Round Theory Wines - the thinking around the wine bottle design is an example of methodological innovation at its best.
A new shape of wine bottle, shorter than standard, using lightweight glass, but still designed to hold the standard 750ml of wine. The bottle design and manufacturing process alone means less environmental impact, as does the lower shipping and fulfilment costs. On its own, impressive, but as part of a business designed at every stage to be a commercially successful example of the circular economy in action, priceless.
Tāmata Reo -This example of methodological innovation demonstrates how the past, present and future are intertwined - Kia whakatōmuri te haere whakamua
'I walk backwards into the future with my eyes fixed on my past'.
Innovation can include looking over our shoulders and using elements of the past to move forward. Taking the old block shadow board puzzles as inspiration, the aim of the project is an educational tool designed to revitalise Māori language through art and design. The outcome was a puzzle, helping with word recognition through shape recognition, concentration and problem solving.
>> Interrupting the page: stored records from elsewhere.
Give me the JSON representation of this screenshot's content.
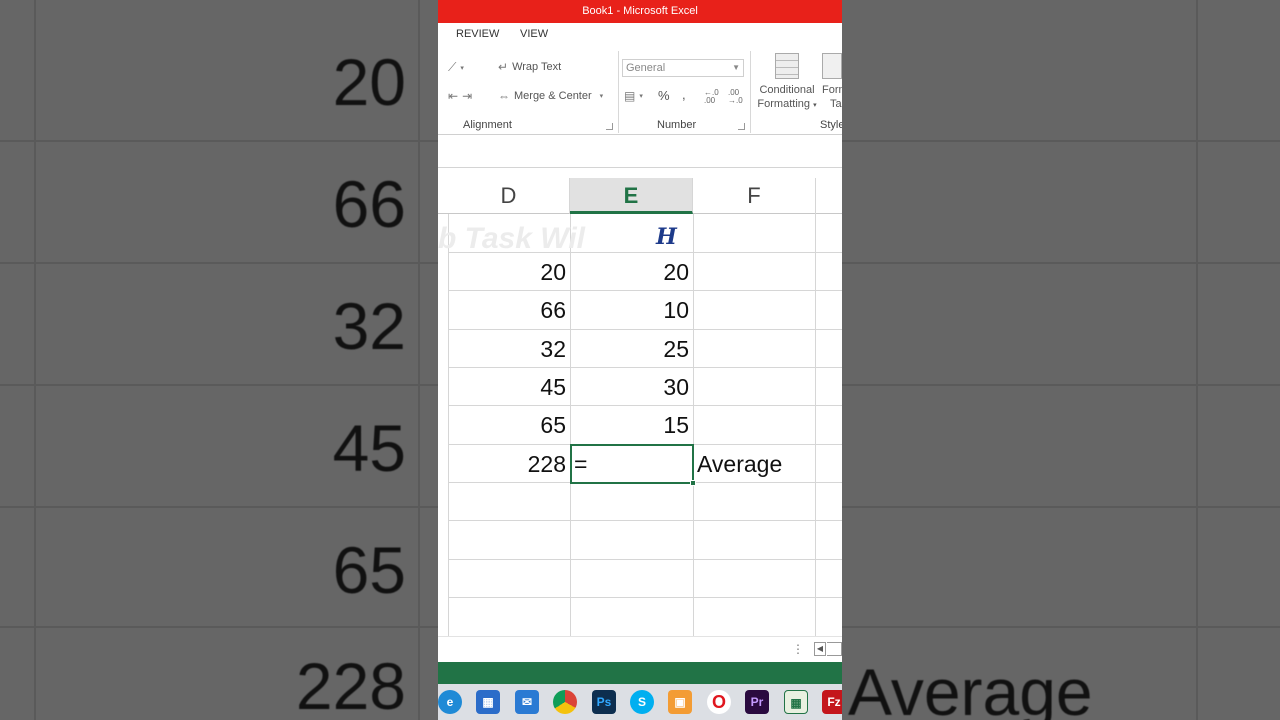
{
  "window": {
    "title": "Book1 -  Microsoft Excel"
  },
  "ribbon_tabs": [
    "REVIEW",
    "VIEW"
  ],
  "ribbon": {
    "alignment": {
      "label": "Alignment",
      "wrap_text": "Wrap Text",
      "merge_center": "Merge & Center"
    },
    "number": {
      "label": "Number",
      "format_value": "General",
      "percent": "%",
      "comma": ",",
      "increase_decimal": "←.0 .00",
      "decrease_decimal": ".00 →.0"
    },
    "styles": {
      "label": "Style",
      "conditional_formatting_line1": "Conditional",
      "conditional_formatting_line2": "Formatting",
      "format_as_table_line1": "Form",
      "format_as_table_line2": "Ta"
    }
  },
  "columns": [
    "D",
    "E",
    "F"
  ],
  "active_column": "E",
  "watermark": "b Task Wil",
  "header_logo": "H",
  "rows": [
    {
      "D": "20",
      "E": "20",
      "F": ""
    },
    {
      "D": "66",
      "E": "10",
      "F": ""
    },
    {
      "D": "32",
      "E": "25",
      "F": ""
    },
    {
      "D": "45",
      "E": "30",
      "F": ""
    },
    {
      "D": "65",
      "E": "15",
      "F": ""
    },
    {
      "D": "228",
      "E": "=",
      "F": "Average"
    }
  ],
  "background": {
    "numbers": [
      "20",
      "66",
      "32",
      "45",
      "65",
      "228"
    ],
    "word": "Average"
  },
  "taskbar_icons": [
    "edge-icon",
    "store-icon",
    "mail-icon",
    "chrome-icon",
    "photoshop-icon",
    "skype-icon",
    "app-icon",
    "opera-icon",
    "premiere-icon",
    "excel-icon",
    "filezilla-icon"
  ],
  "colors": {
    "title_bar": "#e8211a",
    "excel_green": "#217346"
  }
}
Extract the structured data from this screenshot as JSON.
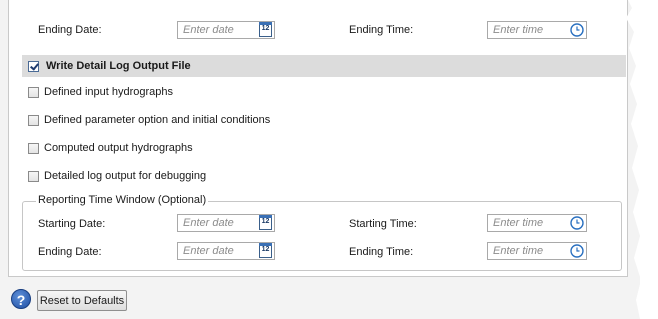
{
  "top_range": {
    "ending_date_label": "Ending Date:",
    "ending_date_placeholder": "Enter date",
    "ending_time_label": "Ending Time:",
    "ending_time_placeholder": "Enter time"
  },
  "detail_log": {
    "label": "Write Detail Log Output File",
    "checked": true
  },
  "options": [
    {
      "label": "Defined input hydrographs",
      "checked": false
    },
    {
      "label": "Defined parameter option and initial conditions",
      "checked": false
    },
    {
      "label": "Computed output hydrographs",
      "checked": false
    },
    {
      "label": "Detailed log output for debugging",
      "checked": false
    }
  ],
  "reporting_window": {
    "title": "Reporting Time Window (Optional)",
    "starting_date_label": "Starting Date:",
    "starting_date_placeholder": "Enter date",
    "starting_time_label": "Starting Time:",
    "starting_time_placeholder": "Enter time",
    "ending_date_label": "Ending Date:",
    "ending_date_placeholder": "Enter date",
    "ending_time_label": "Ending Time:",
    "ending_time_placeholder": "Enter time"
  },
  "calendar_icon_text": "12",
  "help_icon_text": "?",
  "footer": {
    "reset_label": "Reset to Defaults"
  }
}
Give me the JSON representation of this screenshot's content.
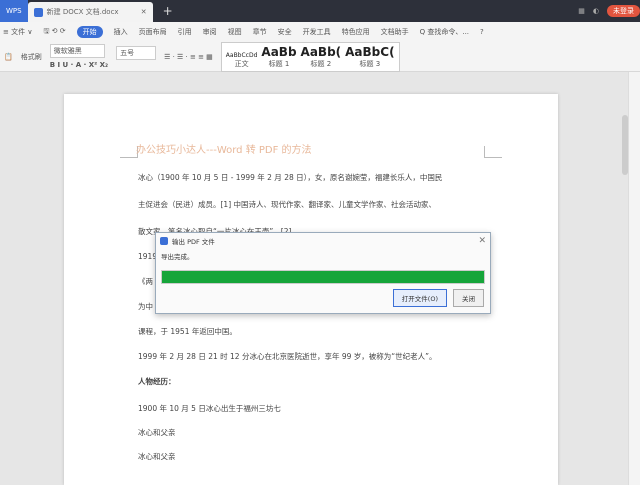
{
  "tabbar": {
    "app": "WPS",
    "doc_tab": "新建 DOCX 文档.docx",
    "login": "未登录"
  },
  "menu": {
    "items": [
      "≡ 文件 ∨",
      "开始",
      "插入",
      "页面布局",
      "引用",
      "审阅",
      "视图",
      "章节",
      "安全",
      "开发工具",
      "特色应用",
      "文档助手",
      "Q 查找命令、..."
    ],
    "active": "开始",
    "help": "?"
  },
  "ribbon": {
    "font": "微软雅黑",
    "size": "五号",
    "format_painter": "格式刷",
    "styles": [
      "AaBbCcDd",
      "AaBb",
      "AaBb(",
      "AaBbC("
    ],
    "style_names": [
      "正文",
      "标题 1",
      "标题 2",
      "标题 3"
    ]
  },
  "document": {
    "title": "办公技巧小达人---Word 转 PDF 的方法",
    "lines": [
      "冰心（1900 年 10 月 5 日 - 1999 年 2 月 28 日），女，原名谢婉莹，福建长乐人，中国民",
      "主促进会（民进）成员。[1] 中国诗人、现代作家、翻译家、儿童文学作家、社会活动家、",
      "散文家。笔名冰心取自“一片冰心在玉壶”。[2]",
      "1919",
      "《两",
      "为中",
      "课程，于 1951 年返回中国。",
      "1999 年 2 月 28 日 21 时 12 分冰心在北京医院逝世，享年 99 岁，被称为“世纪老人”。",
      "人物经历：",
      "1900 年 10 月 5 日冰心出生于福州三坊七",
      "冰心和父亲",
      "冰心和父亲"
    ]
  },
  "dialog": {
    "title": "输出 PDF 文件",
    "message": "导出完成。",
    "progress_percent": 100,
    "progress_color": "#16a53a",
    "open_button": "打开文件(O)",
    "close_button": "关闭"
  }
}
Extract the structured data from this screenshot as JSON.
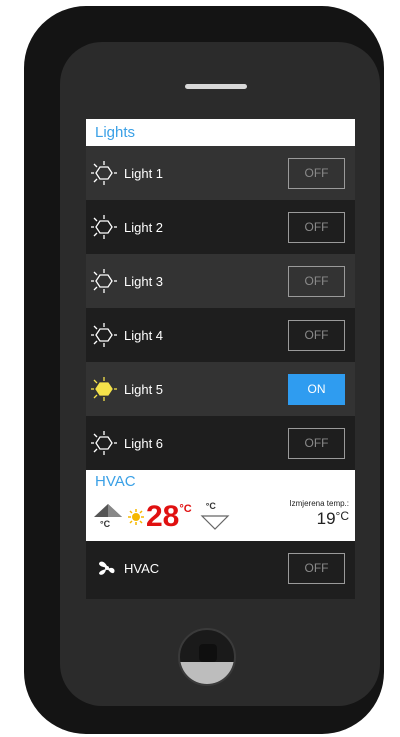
{
  "sections": {
    "lights": {
      "title": "Lights"
    },
    "hvac": {
      "title": "HVAC"
    }
  },
  "lights": [
    {
      "label": "Light 1",
      "state": "OFF",
      "on": false
    },
    {
      "label": "Light 2",
      "state": "OFF",
      "on": false
    },
    {
      "label": "Light 3",
      "state": "OFF",
      "on": false
    },
    {
      "label": "Light 4",
      "state": "OFF",
      "on": false
    },
    {
      "label": "Light 5",
      "state": "ON",
      "on": true
    },
    {
      "label": "Light 6",
      "state": "OFF",
      "on": false
    }
  ],
  "hvac": {
    "setpoint_value": "28",
    "setpoint_unit": "°C",
    "up_unit": "°C",
    "down_unit": "°C",
    "measured_label": "Izmjerena temp.:",
    "measured_value": "19",
    "measured_unit": "°C",
    "device_label": "HVAC",
    "device_state": "OFF"
  },
  "colors": {
    "accent_blue": "#2f9cf0",
    "header_text": "#3aa0e6",
    "setpoint_red": "#e01010",
    "bulb_on": "#f4e24a"
  }
}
Work that challenges expected ideas, work that deviates from the normal design thinking or that might signal a shift in the way we think about things.
There were seven accepted submissions in this Kaupapa. Each deserved to be there, however I have picked just three to provide a flavour of what philosophical innovation in design looked like in 2021. They are each very different, but they all carry a strong thread of reflection and craft.
As found - A fascinating graphic design project inspired by examples of brutalist architecture in New Zealand.
This is a prime example of philosophical innovation in design. The exploration of something architecturally designed and built for one purpose, but finding a new use as the inspiration for a unique series of graphic patterns and motifs to help create a new visual language.
Wow. Not a particularly scholarly response to a design project, but this project really evoked a response in me.
Design? Yes. Art? Yes.
This is an immersive exploration of a time in our history designed in the recognisable format of a diary or journal.It provides a strong narrative and powerful typographical interpretation of key moments in the life of Kiwis in Aotearoa, and the wider world during the pandemic.
2020 is a time that future anthropologists will study in great detail, and this mahi will add much to that study.
The observation that we have been increasingly subjected to numbers as a main method of communication and compliance (Lockdown levels) for the last 12 months, and how we are becoming numb to the sheer magnitude of some of those numbers (cases and deaths) has been used to add emotion and a cause to reflect for those who interact with this powerful work.
It is a shame that this is only a physical artifact, a ‘snapshot’ in time because the story and tragedy are still unfolding, those numbers continue to grow and the narrative continues to unfold.
Ngā Mata A Te Ariki A Tāwhirimātea - A beautiful project, especially as it was a spiritual response to how we felt after the COVID 19 lockdown and the uncertainty we were now facing.
A design project crafted for print and digital media, a beautiful outcome weaving together art, craft, artifact and gift, a chance for those exposed to elements of the project to learn and explore an astronomical event that is not only of huge importance to Māori everywhere, but as we continue on our bicultural journey, a chance for us all to learn.
In my opening comments I wondered whether the hardships and new realities of life in a Covid 19 world had created a new crop of innovative ideas, providing new ways to improve on what has gone before, or whether ‘innovation in design’ is a key part of the DNA of all designers?
Without doubt, some of the mahi in this kaupapa (innovation) have been driven by, or were in direct response to the events and upheaval of 2020, but there was more happening than that.
The work and context discussed here seem to demonstrate that innovation is ‘hard-baked’ into the DNA of our designers and others in the creative industries, and that we rely upon them to rise up in times of uncertainty and change.